> _RECORDS_
---*---

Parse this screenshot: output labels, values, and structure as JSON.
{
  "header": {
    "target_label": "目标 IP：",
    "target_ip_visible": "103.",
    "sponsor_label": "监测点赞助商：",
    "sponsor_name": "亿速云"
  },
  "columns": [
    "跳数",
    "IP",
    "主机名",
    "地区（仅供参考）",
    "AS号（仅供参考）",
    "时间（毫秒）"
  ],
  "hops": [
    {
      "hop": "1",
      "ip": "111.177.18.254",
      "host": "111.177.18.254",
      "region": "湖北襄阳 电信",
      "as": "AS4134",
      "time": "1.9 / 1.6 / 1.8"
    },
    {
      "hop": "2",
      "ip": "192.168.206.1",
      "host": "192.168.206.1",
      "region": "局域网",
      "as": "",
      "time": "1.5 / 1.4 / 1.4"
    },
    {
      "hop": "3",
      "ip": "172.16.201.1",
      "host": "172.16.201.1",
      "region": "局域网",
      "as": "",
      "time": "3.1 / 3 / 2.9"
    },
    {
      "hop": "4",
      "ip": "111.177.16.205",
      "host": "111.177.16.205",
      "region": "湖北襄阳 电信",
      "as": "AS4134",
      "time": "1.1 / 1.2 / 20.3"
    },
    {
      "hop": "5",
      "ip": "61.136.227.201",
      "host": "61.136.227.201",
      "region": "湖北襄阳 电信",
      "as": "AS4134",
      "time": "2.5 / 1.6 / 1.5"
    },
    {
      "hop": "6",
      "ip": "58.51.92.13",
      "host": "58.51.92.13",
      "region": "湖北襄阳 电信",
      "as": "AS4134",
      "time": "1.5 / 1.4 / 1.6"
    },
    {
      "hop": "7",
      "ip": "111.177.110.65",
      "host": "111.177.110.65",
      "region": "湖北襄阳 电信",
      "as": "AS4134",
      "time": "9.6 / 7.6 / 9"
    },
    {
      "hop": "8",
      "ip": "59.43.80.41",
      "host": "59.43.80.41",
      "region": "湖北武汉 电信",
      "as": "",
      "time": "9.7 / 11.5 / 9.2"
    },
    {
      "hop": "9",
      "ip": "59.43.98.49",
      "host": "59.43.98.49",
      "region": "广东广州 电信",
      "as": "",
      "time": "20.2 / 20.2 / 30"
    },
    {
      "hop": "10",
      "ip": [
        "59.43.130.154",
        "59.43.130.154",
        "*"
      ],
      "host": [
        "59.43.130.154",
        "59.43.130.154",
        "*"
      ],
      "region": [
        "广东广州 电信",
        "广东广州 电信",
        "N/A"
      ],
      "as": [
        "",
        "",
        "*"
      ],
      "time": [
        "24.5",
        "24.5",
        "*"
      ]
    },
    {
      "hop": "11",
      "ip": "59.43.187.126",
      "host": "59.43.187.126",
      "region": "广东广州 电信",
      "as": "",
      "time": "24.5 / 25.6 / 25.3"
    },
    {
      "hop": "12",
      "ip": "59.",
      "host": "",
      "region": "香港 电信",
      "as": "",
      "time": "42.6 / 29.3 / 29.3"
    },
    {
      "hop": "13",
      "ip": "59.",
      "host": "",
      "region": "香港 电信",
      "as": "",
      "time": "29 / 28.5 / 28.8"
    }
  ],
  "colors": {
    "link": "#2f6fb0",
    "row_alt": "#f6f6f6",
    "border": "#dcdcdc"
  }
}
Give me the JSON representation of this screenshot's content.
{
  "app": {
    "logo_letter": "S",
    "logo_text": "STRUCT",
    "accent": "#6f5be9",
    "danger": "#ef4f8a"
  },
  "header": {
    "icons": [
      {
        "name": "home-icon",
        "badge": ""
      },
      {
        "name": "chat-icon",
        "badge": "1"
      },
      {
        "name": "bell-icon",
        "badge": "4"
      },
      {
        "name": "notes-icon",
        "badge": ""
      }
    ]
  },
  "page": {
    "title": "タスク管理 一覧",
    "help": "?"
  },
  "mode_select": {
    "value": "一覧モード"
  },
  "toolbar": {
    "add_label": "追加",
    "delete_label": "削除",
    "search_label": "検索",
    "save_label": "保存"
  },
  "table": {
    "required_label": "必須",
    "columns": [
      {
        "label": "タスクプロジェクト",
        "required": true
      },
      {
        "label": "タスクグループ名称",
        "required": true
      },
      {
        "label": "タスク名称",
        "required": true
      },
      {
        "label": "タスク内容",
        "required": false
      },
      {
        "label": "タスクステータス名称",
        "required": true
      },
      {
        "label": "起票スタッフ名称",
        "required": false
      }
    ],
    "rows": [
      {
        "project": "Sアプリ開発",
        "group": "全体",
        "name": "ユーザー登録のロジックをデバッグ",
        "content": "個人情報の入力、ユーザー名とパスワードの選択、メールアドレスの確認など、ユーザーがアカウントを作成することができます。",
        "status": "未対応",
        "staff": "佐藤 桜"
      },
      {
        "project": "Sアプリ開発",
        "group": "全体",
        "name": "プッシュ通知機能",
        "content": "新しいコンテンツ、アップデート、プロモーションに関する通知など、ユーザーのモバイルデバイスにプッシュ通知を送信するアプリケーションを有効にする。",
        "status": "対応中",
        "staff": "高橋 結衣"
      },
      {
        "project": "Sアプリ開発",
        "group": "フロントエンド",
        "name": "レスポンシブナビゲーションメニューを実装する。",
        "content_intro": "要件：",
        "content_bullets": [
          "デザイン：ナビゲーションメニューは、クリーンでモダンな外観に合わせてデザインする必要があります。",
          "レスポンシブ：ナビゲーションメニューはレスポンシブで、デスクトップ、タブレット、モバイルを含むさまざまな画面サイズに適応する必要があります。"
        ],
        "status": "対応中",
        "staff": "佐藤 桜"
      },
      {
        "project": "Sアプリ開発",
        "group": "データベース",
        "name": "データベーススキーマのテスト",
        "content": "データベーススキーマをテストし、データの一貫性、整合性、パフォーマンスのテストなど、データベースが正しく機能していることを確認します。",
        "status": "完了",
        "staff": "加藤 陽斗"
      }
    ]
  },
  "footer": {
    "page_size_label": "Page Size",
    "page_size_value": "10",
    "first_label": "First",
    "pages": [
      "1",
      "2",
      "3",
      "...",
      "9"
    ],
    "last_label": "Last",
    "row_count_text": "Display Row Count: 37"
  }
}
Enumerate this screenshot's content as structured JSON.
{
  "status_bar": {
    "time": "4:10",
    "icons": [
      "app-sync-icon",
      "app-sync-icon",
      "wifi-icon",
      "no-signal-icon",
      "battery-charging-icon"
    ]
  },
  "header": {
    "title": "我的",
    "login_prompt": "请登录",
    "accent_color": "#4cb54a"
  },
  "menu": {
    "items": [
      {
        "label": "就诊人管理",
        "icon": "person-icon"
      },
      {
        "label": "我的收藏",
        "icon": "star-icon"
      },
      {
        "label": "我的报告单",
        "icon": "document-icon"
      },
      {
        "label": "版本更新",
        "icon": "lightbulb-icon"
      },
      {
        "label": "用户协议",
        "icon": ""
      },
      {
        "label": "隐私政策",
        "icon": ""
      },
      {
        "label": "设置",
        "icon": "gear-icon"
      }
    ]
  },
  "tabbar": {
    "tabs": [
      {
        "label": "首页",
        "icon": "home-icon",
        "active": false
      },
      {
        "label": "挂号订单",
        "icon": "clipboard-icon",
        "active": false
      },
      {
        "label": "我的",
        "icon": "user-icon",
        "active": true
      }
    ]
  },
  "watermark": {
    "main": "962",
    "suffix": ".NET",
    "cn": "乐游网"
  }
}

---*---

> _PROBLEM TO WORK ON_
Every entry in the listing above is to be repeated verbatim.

> _REPLY_
Parse this screenshot: output labels, values, and structure as JSON.
{
  "header": {
    "target_label": "目标 IP：",
    "target_ip_visible": "103.",
    "sponsor_label": "监测点赞助商：",
    "sponsor_name": "亿速云"
  },
  "columns": [
    "跳数",
    "IP",
    "主机名",
    "地区（仅供参考）",
    "AS号（仅供参考）",
    "时间（毫秒）"
  ],
  "hops": [
    {
      "hop": "1",
      "ip": "111.177.18.254",
      "host": "111.177.18.254",
      "region": "湖北襄阳 电信",
      "as": "AS4134",
      "time": "1.9 / 1.6 / 1.8"
    },
    {
      "hop": "2",
      "ip": "192.168.206.1",
      "host": "192.168.206.1",
      "region": "局域网",
      "as": "",
      "time": "1.5 / 1.4 / 1.4"
    },
    {
      "hop": "3",
      "ip": "172.16.201.1",
      "host": "172.16.201.1",
      "region": "局域网",
      "as": "",
      "time": "3.1 / 3 / 2.9"
    },
    {
      "hop": "4",
      "ip": "111.177.16.205",
      "host": "111.177.16.205",
      "region": "湖北襄阳 电信",
      "as": "AS4134",
      "time": "1.1 / 1.2 / 20.3"
    },
    {
      "hop": "5",
      "ip": "61.136.227.201",
      "host": "61.136.227.201",
      "region": "湖北襄阳 电信",
      "as": "AS4134",
      "time": "2.5 / 1.6 / 1.5"
    },
    {
      "hop": "6",
      "ip": "58.51.92.13",
      "host": "58.51.92.13",
      "region": "湖北襄阳 电信",
      "as": "AS4134",
      "time": "1.5 / 1.4 / 1.6"
    },
    {
      "hop": "7",
      "ip": "111.177.110.65",
      "host": "111.177.110.65",
      "region": "湖北襄阳 电信",
      "as": "AS4134",
      "time": "9.6 / 7.6 / 9"
    },
    {
      "hop": "8",
      "ip": "59.43.80.41",
      "host": "59.43.80.41",
      "region": "湖北武汉 电信",
      "as": "",
      "time": "9.7 / 11.5 / 9.2"
    },
    {
      "hop": "9",
      "ip": "59.43.98.49",
      "host": "59.43.98.49",
      "region": "广东广州 电信",
      "as": "",
      "time": "20.2 / 20.2 / 30"
    },
    {
      "hop": "10",
      "ip": [
        "59.43.130.154",
        "59.43.130.154",
        "*"
      ],
      "host": [
        "59.43.130.154",
        "59.43.130.154",
        "*"
      ],
      "region": [
        "广东广州 电信",
        "广东广州 电信",
        "N/A"
      ],
      "as": [
        "",
        "",
        "*"
      ],
      "time": [
        "24.5",
        "24.5",
        "*"
      ]
    },
    {
      "hop": "11",
      "ip": "59.43.187.126",
      "host": "59.43.187.126",
      "region": "广东广州 电信",
      "as": "",
      "time": "24.5 / 25.6 / 25.3"
    },
    {
      "hop": "12",
      "ip": "59.",
      "host": "",
      "region": "香港 电信",
      "as": "",
      "time": "42.6 / 29.3 / 29.3"
    },
    {
      "hop": "13",
      "ip": "59.",
      "host": "",
      "region": "香港 电信",
      "as": "",
      "time": "29 / 28.5 / 28.8"
    }
  ],
  "colors": {
    "link": "#2f6fb0",
    "row_alt": "#f6f6f6",
    "border": "#dcdcdc"
  }
}
Give me the JSON representation of this screenshot's content.
{
  "app": {
    "logo_letter": "S",
    "logo_text": "STRUCT",
    "accent": "#6f5be9",
    "danger": "#ef4f8a"
  },
  "header": {
    "icons": [
      {
        "name": "home-icon",
        "badge": ""
      },
      {
        "name": "chat-icon",
        "badge": "1"
      },
      {
        "name": "bell-icon",
        "badge": "4"
      },
      {
        "name": "notes-icon",
        "badge": ""
      }
    ]
  },
  "page": {
    "title": "タスク管理 一覧",
    "help": "?"
  },
  "mode_select": {
    "value": "一覧モード"
  },
  "toolbar": {
    "add_label": "追加",
    "delete_label": "削除",
    "search_label": "検索",
    "save_label": "保存"
  },
  "table": {
    "required_label": "必須",
    "columns": [
      {
        "label": "タスクプロジェクト",
        "required": true
      },
      {
        "label": "タスクグループ名称",
        "required": true
      },
      {
        "label": "タスク名称",
        "required": true
      },
      {
        "label": "タスク内容",
        "required": false
      },
      {
        "label": "タスクステータス名称",
        "required": true
      },
      {
        "label": "起票スタッフ名称",
        "required": false
      }
    ],
    "rows": [
      {
        "project": "Sアプリ開発",
        "group": "全体",
        "name": "ユーザー登録のロジックをデバッグ",
        "content": "個人情報の入力、ユーザー名とパスワードの選択、メールアドレスの確認など、ユーザーがアカウントを作成することができます。",
        "status": "未対応",
        "staff": "佐藤 桜"
      },
      {
        "project": "Sアプリ開発",
        "group": "全体",
        "name": "プッシュ通知機能",
        "content": "新しいコンテンツ、アップデート、プロモーションに関する通知など、ユーザーのモバイルデバイスにプッシュ通知を送信するアプリケーションを有効にする。",
        "status": "対応中",
        "staff": "高橋 結衣"
      },
      {
        "project": "Sアプリ開発",
        "group": "フロントエンド",
        "name": "レスポンシブナビゲーションメニューを実装する。",
        "content_intro": "要件：",
        "content_bullets": [
          "デザイン：ナビゲーションメニューは、クリーンでモダンな外観に合わせてデザインする必要があります。",
          "レスポンシブ：ナビゲーションメニューはレスポンシブで、デスクトップ、タブレット、モバイルを含むさまざまな画面サイズに適応する必要があります。"
        ],
        "status": "対応中",
        "staff": "佐藤 桜"
      },
      {
        "project": "Sアプリ開発",
        "group": "データベース",
        "name": "データベーススキーマのテスト",
        "content": "データベーススキーマをテストし、データの一貫性、整合性、パフォーマンスのテストなど、データベースが正しく機能していることを確認します。",
        "status": "完了",
        "staff": "加藤 陽斗"
      }
    ]
  },
  "footer": {
    "page_size_label": "Page Size",
    "page_size_value": "10",
    "first_label": "First",
    "pages": [
      "1",
      "2",
      "3",
      "...",
      "9"
    ],
    "last_label": "Last",
    "row_count_text": "Display Row Count: 37"
  }
}
Enumerate this screenshot's content as structured JSON.
{
  "status_bar": {
    "time": "4:10",
    "icons": [
      "app-sync-icon",
      "app-sync-icon",
      "wifi-icon",
      "no-signal-icon",
      "battery-charging-icon"
    ]
  },
  "header": {
    "title": "我的",
    "login_prompt": "请登录",
    "accent_color": "#4cb54a"
  },
  "menu": {
    "items": [
      {
        "label": "就诊人管理",
        "icon": "person-icon"
      },
      {
        "label": "我的收藏",
        "icon": "star-icon"
      },
      {
        "label": "我的报告单",
        "icon": "document-icon"
      },
      {
        "label": "版本更新",
        "icon": "lightbulb-icon"
      },
      {
        "label": "用户协议",
        "icon": ""
      },
      {
        "label": "隐私政策",
        "icon": ""
      },
      {
        "label": "设置",
        "icon": "gear-icon"
      }
    ]
  },
  "tabbar": {
    "tabs": [
      {
        "label": "首页",
        "icon": "home-icon",
        "active": false
      },
      {
        "label": "挂号订单",
        "icon": "clipboard-icon",
        "active": false
      },
      {
        "label": "我的",
        "icon": "user-icon",
        "active": true
      }
    ]
  },
  "watermark": {
    "main": "962",
    "suffix": ".NET",
    "cn": "乐游网"
  }
}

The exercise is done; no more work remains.